### Work to complete
This exercise calls for every line of the data below with the string "title" in it.

### Supplied material
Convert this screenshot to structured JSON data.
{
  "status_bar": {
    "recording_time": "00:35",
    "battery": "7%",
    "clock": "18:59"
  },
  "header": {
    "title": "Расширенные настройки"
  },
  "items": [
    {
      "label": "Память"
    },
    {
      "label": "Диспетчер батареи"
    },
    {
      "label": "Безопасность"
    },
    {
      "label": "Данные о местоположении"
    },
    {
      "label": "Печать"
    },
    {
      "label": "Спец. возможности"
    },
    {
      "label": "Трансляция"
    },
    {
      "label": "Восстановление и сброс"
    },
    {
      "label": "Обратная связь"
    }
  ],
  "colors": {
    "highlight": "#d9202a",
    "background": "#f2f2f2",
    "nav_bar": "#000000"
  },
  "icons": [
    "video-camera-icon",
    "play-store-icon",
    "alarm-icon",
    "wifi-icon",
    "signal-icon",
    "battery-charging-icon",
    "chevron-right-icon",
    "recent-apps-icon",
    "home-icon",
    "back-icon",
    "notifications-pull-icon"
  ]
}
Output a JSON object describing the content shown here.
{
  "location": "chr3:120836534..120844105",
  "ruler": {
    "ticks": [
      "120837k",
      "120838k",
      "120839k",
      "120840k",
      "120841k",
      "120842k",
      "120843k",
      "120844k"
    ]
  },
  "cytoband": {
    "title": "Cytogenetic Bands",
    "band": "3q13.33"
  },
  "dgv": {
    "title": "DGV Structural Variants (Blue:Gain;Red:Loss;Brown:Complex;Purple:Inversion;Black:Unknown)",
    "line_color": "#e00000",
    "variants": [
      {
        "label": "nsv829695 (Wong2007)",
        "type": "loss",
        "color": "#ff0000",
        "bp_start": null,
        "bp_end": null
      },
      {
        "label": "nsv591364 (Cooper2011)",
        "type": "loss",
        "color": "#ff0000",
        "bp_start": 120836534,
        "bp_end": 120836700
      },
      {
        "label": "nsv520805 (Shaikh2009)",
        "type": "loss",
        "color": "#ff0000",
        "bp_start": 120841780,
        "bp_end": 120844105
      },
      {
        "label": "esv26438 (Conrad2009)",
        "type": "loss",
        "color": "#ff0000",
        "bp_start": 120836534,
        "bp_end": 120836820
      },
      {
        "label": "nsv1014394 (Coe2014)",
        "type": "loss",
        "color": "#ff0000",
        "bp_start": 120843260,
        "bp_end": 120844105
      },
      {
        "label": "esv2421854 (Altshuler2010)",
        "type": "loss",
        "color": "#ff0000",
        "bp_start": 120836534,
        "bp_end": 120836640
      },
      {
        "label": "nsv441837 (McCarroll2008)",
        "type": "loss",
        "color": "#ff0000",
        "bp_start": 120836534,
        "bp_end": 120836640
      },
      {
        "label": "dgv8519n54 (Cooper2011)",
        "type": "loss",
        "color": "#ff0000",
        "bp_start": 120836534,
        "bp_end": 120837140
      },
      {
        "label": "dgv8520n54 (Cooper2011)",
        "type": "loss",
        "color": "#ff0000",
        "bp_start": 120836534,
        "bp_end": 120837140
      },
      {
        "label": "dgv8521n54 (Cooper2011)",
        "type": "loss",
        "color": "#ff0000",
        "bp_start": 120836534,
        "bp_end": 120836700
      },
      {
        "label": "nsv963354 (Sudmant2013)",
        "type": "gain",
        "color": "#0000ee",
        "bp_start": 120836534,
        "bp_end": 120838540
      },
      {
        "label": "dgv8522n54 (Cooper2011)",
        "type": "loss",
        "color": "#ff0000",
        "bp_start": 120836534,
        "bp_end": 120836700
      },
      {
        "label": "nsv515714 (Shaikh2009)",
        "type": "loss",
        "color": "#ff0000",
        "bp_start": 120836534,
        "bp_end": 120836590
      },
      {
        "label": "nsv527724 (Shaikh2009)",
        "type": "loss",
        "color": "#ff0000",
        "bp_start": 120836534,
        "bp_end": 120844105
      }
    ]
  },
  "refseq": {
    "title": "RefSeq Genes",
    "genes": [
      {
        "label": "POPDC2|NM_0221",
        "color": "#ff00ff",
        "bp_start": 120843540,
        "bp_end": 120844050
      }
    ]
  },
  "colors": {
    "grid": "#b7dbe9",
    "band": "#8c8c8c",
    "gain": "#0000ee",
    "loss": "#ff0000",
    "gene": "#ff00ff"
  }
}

### Solution to the problem
    "title": "Расширенные настройки"
    "title": "Cytogenetic Bands",
    "title": "DGV Structural Variants (Blue:Gain;Red:Loss;Brown:Complex;Purple:Inversion;Black:Unknown)",
    "title": "RefSeq Genes",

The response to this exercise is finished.